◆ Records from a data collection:

BEGIN

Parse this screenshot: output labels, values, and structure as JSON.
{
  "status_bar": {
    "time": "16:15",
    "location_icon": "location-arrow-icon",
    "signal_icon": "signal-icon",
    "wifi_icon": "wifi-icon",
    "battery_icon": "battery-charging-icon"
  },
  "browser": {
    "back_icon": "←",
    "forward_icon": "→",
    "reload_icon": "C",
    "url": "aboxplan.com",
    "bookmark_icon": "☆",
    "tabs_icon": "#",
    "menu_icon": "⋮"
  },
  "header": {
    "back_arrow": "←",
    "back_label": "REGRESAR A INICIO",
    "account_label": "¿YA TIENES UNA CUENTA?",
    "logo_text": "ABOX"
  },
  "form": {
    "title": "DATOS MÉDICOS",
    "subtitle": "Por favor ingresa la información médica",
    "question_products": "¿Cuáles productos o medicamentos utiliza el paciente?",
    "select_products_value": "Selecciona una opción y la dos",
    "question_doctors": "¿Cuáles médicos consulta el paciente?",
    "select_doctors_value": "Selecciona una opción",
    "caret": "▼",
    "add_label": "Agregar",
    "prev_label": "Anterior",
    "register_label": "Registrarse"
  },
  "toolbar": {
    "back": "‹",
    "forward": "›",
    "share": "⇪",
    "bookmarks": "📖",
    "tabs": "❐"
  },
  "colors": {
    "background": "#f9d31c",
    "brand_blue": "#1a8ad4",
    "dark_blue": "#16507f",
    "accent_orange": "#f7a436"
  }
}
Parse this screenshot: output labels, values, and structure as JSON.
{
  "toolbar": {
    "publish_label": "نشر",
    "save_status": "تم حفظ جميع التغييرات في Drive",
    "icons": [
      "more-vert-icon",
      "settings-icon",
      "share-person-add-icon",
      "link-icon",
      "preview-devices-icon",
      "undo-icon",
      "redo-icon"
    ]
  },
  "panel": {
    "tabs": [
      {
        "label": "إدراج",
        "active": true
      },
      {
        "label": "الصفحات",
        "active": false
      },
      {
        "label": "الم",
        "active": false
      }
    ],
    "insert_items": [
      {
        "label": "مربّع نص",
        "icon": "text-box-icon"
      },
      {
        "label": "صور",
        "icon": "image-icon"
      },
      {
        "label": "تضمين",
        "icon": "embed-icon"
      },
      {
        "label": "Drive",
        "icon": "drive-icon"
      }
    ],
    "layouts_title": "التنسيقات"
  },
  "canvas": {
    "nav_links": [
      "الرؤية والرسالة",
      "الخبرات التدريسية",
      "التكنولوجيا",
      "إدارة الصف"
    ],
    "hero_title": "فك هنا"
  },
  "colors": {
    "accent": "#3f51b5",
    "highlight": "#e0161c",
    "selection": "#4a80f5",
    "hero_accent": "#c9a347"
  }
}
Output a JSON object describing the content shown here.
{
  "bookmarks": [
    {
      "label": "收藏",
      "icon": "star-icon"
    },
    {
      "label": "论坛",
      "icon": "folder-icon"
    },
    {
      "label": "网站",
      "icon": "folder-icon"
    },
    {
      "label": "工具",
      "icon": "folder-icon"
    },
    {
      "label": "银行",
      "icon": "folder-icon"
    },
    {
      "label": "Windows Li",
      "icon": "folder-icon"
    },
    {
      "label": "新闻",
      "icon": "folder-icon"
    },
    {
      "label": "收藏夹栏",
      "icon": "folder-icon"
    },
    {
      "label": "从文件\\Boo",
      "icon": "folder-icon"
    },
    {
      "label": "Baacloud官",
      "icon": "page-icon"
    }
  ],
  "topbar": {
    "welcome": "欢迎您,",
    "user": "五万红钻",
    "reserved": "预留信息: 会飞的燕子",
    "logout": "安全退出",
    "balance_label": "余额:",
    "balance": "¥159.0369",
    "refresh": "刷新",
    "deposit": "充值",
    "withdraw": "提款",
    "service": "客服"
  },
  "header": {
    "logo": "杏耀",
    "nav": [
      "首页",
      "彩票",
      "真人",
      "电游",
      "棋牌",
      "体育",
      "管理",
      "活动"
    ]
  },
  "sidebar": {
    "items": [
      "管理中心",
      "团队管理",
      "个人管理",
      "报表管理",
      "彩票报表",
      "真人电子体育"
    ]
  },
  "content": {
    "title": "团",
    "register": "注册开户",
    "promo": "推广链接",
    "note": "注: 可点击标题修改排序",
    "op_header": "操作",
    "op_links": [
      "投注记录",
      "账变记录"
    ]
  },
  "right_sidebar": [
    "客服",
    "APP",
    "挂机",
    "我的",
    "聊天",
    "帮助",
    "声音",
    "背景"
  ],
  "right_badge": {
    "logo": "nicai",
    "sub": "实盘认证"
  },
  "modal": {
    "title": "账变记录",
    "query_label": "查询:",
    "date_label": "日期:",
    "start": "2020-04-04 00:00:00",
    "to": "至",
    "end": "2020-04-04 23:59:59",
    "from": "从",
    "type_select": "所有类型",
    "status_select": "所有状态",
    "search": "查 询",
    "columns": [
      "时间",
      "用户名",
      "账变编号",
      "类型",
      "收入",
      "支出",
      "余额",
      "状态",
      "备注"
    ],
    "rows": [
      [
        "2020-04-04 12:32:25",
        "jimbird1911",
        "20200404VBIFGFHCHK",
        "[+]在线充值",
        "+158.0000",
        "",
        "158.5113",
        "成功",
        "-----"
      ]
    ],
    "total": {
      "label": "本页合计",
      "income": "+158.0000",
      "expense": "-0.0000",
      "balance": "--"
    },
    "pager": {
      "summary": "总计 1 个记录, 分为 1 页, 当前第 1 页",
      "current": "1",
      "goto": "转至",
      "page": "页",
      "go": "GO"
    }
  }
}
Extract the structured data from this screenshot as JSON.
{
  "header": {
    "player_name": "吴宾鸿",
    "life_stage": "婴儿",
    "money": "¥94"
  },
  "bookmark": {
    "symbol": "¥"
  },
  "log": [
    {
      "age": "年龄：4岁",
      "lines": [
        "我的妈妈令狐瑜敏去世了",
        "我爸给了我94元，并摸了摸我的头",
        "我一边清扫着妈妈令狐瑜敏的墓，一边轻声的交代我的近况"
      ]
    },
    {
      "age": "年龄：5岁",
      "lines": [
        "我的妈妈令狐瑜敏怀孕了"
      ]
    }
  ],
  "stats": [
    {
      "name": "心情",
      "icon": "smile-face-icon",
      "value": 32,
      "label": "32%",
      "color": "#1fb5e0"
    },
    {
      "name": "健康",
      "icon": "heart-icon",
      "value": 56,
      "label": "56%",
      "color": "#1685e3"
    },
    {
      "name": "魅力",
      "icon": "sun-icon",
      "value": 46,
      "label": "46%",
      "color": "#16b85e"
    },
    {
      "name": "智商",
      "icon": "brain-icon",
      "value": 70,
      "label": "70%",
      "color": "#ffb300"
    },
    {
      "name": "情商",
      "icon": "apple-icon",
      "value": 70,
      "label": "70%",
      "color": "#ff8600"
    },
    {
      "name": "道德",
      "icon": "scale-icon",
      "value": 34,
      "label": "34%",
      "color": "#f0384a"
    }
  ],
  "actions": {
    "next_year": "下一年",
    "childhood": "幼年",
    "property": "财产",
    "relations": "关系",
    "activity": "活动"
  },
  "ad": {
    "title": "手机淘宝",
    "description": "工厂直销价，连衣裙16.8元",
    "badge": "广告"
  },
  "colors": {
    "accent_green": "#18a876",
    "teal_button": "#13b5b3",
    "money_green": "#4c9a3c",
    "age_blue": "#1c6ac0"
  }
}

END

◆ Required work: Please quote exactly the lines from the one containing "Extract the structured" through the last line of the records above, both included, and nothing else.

◆ Response to this exercise:
Extract the structured data from this screenshot as JSON.
{
  "header": {
    "player_name": "吴宾鸿",
    "life_stage": "婴儿",
    "money": "¥94"
  },
  "bookmark": {
    "symbol": "¥"
  },
  "log": [
    {
      "age": "年龄：4岁",
      "lines": [
        "我的妈妈令狐瑜敏去世了",
        "我爸给了我94元，并摸了摸我的头",
        "我一边清扫着妈妈令狐瑜敏的墓，一边轻声的交代我的近况"
      ]
    },
    {
      "age": "年龄：5岁",
      "lines": [
        "我的妈妈令狐瑜敏怀孕了"
      ]
    }
  ],
  "stats": [
    {
      "name": "心情",
      "icon": "smile-face-icon",
      "value": 32,
      "label": "32%",
      "color": "#1fb5e0"
    },
    {
      "name": "健康",
      "icon": "heart-icon",
      "value": 56,
      "label": "56%",
      "color": "#1685e3"
    },
    {
      "name": "魅力",
      "icon": "sun-icon",
      "value": 46,
      "label": "46%",
      "color": "#16b85e"
    },
    {
      "name": "智商",
      "icon": "brain-icon",
      "value": 70,
      "label": "70%",
      "color": "#ffb300"
    },
    {
      "name": "情商",
      "icon": "apple-icon",
      "value": 70,
      "label": "70%",
      "color": "#ff8600"
    },
    {
      "name": "道德",
      "icon": "scale-icon",
      "value": 34,
      "label": "34%",
      "color": "#f0384a"
    }
  ],
  "actions": {
    "next_year": "下一年",
    "childhood": "幼年",
    "property": "财产",
    "relations": "关系",
    "activity": "活动"
  },
  "ad": {
    "title": "手机淘宝",
    "description": "工厂直销价，连衣裙16.8元",
    "badge": "广告"
  },
  "colors": {
    "accent_green": "#18a876",
    "teal_button": "#13b5b3",
    "money_green": "#4c9a3c",
    "age_blue": "#1c6ac0"
  }
}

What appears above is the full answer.